|Author(s) :||W. Hueston|
The engagement of both scientists and veterinarians in strengthening biosecurity systems is of paramount importance to ensure resilience and sustainability. Such commitment from scientists and veterinarians begins during their university education, is nurtured by the examples set by their mentors, and continues into their careers through professional development and the wisdom gained from experience. Resilient and sustainable biosecurity systems also require an organisational culture that encourages, recognises and rewards scientists and veterinarians who are committed to biosecurity education, research, outreach and preparedness. At present, such involvement is complicated by the range of definitions of biosecurity used in the life sciences and veterinary medicine, and by the various international organisations with biosecurity responsibilities. Biosecurity represents both a public and a private good. However, the priority given to biosecurity education, research, outreach and implementation differs widely among the public, private and academic sectors. The public sector has the broadest engagement and the broadest mandate for biosecurity.

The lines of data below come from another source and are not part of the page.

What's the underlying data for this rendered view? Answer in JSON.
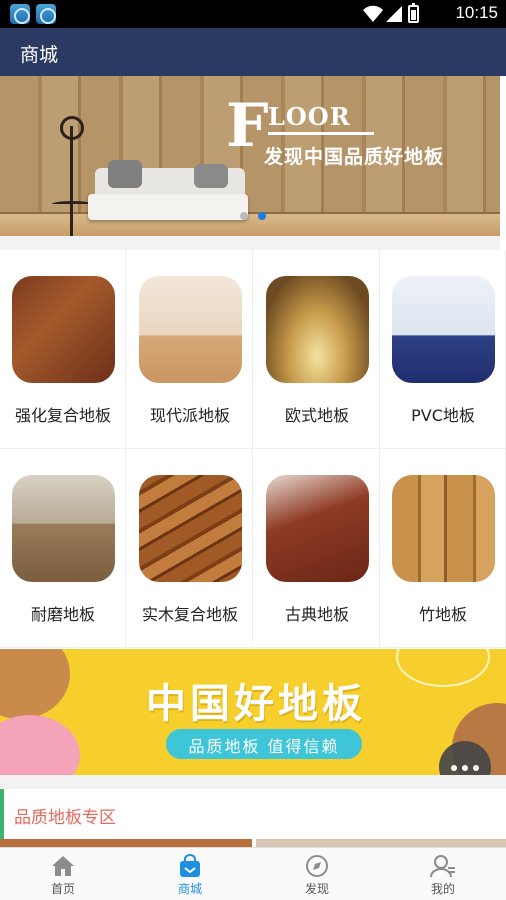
{
  "status_bar": {
    "time": "10:15",
    "app_icons": [
      "notification-app-icon",
      "notification-app-icon"
    ],
    "icons": [
      "wifi-icon",
      "cell-signal-icon",
      "battery-icon"
    ]
  },
  "app_bar": {
    "title": "商城"
  },
  "banner": {
    "brand_initial": "F",
    "brand_rest": "LOOR",
    "subtitle": "发现中国品质好地板",
    "slide_count": 2,
    "active_slide": 2
  },
  "categories": [
    {
      "label": "强化复合地板",
      "image": "laminate-floor-photo"
    },
    {
      "label": "现代派地板",
      "image": "modern-room-photo"
    },
    {
      "label": "欧式地板",
      "image": "european-hall-photo"
    },
    {
      "label": "PVC地板",
      "image": "pvc-corridor-photo"
    },
    {
      "label": "耐磨地板",
      "image": "living-room-photo"
    },
    {
      "label": "实木复合地板",
      "image": "wood-planks-photo"
    },
    {
      "label": "古典地板",
      "image": "classic-floor-photo"
    },
    {
      "label": "竹地板",
      "image": "bamboo-floor-photo"
    }
  ],
  "promo": {
    "title": "中国好地板",
    "subtitle": "品质地板 值得信赖"
  },
  "fab": {
    "icon": "more-dots-icon"
  },
  "section": {
    "title": "品质地板专区"
  },
  "bottom_nav": {
    "items": [
      {
        "label": "首页",
        "icon": "home-icon",
        "active": false
      },
      {
        "label": "商城",
        "icon": "shop-bag-icon",
        "active": true
      },
      {
        "label": "发现",
        "icon": "compass-icon",
        "active": false
      },
      {
        "label": "我的",
        "icon": "user-icon",
        "active": false
      }
    ]
  },
  "colors": {
    "app_bar": "#2b3a63",
    "nav_active": "#1e8fe1",
    "section_accent": "#3cb371",
    "section_title": "#e36a5c",
    "promo_bg": "#f7cf2c",
    "banner_dot_active": "#1e7be0"
  }
}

Biosecurity – Capacity-building – Scientific training – Veterinary education.